◆ **Work order**: Show each line of the records in which the word "rest" occurs.

::::::::::

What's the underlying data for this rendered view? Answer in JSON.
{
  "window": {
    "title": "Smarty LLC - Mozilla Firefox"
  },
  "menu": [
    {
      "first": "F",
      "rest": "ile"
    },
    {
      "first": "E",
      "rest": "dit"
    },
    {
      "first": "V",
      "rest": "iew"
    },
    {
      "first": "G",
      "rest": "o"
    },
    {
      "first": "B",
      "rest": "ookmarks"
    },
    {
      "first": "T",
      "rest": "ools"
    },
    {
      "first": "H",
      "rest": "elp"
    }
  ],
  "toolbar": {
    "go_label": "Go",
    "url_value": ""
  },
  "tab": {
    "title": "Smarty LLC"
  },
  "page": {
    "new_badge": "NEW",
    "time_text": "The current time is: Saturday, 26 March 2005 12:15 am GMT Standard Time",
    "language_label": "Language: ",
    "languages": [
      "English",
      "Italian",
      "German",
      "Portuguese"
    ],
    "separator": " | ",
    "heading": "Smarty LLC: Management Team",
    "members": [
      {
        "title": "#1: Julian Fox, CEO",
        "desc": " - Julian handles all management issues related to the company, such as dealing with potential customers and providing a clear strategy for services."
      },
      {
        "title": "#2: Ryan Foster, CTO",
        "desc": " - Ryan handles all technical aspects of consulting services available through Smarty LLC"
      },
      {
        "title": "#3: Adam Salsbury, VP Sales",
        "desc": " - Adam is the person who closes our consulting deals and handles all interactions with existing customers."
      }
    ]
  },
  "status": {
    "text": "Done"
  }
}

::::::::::

◆ **Written solution**:
      "rest": "ile"
      "rest": "dit"
      "rest": "iew"
      "rest": "o"
      "rest": "ookmarks"
      "rest": "ools"
      "rest": "elp"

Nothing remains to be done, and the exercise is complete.